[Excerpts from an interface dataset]
'''

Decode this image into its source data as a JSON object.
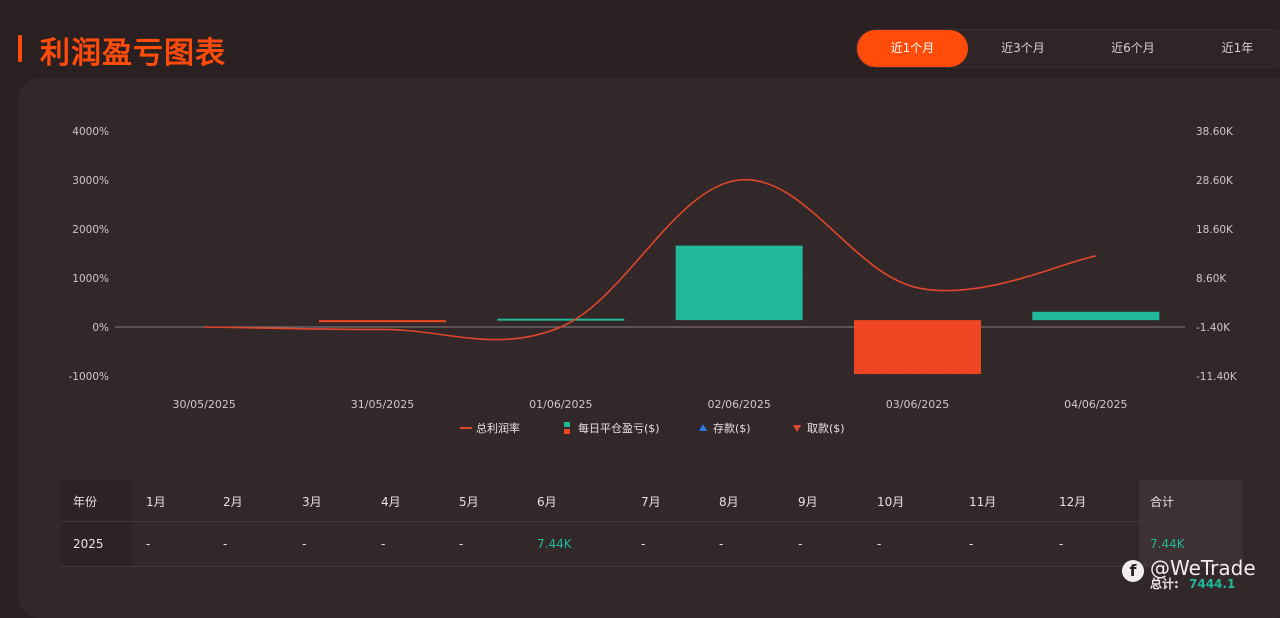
{
  "page": {
    "title": "利润盈亏图表"
  },
  "tabs": [
    "近1个月",
    "近3个月",
    "近6个月",
    "近1年"
  ],
  "active_tab": 0,
  "colors": {
    "accent": "#ff4c0b",
    "profit": "#22b89a",
    "loss": "#ee4622",
    "line": "#e0462a",
    "deposit": "#2e7be6",
    "withdraw": "#e0462a"
  },
  "chart_data": {
    "type": "bar",
    "categories": [
      "30/05/2025",
      "31/05/2025",
      "01/06/2025",
      "02/06/2025",
      "03/06/2025",
      "04/06/2025"
    ],
    "y_left_ticks": [
      "4000%",
      "3000%",
      "2000%",
      "1000%",
      "0%",
      "-1000%"
    ],
    "y_right_ticks": [
      "38.60K",
      "28.60K",
      "18.60K",
      "8.60K",
      "-1.40K",
      "-11.40K"
    ],
    "ylim_left": [
      -1000,
      4000
    ],
    "ylim_right": [
      -11400,
      38600
    ],
    "series": [
      {
        "name": "总利润率",
        "type": "line",
        "axis": "left",
        "values": [
          0,
          -50,
          0,
          3000,
          800,
          1450
        ]
      },
      {
        "name": "每日平仓盈亏($)",
        "type": "bar",
        "axis": "right",
        "values": [
          0,
          -150,
          300,
          15200,
          -11000,
          1700
        ]
      },
      {
        "name": "存款($)",
        "type": "marker",
        "values": []
      },
      {
        "name": "取款($)",
        "type": "marker",
        "values": []
      }
    ],
    "legend_position": "bottom",
    "grid": true
  },
  "table": {
    "headers": [
      "年份",
      "1月",
      "2月",
      "3月",
      "4月",
      "5月",
      "6月",
      "7月",
      "8月",
      "9月",
      "10月",
      "11月",
      "12月",
      "合计"
    ],
    "rows": [
      [
        "2025",
        "-",
        "-",
        "-",
        "-",
        "-",
        "7.44K",
        "-",
        "-",
        "-",
        "-",
        "-",
        "-",
        "7.44K"
      ]
    ]
  },
  "footer": {
    "total_label": "总计:",
    "total_value": "7444.1",
    "watermark": "@WeTrade"
  }
}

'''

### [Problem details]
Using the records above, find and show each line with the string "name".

### [Solution to this exercise]
        "name": "总利润率",
        "name": "每日平仓盈亏($)",
        "name": "存款($)",
        "name": "取款($)",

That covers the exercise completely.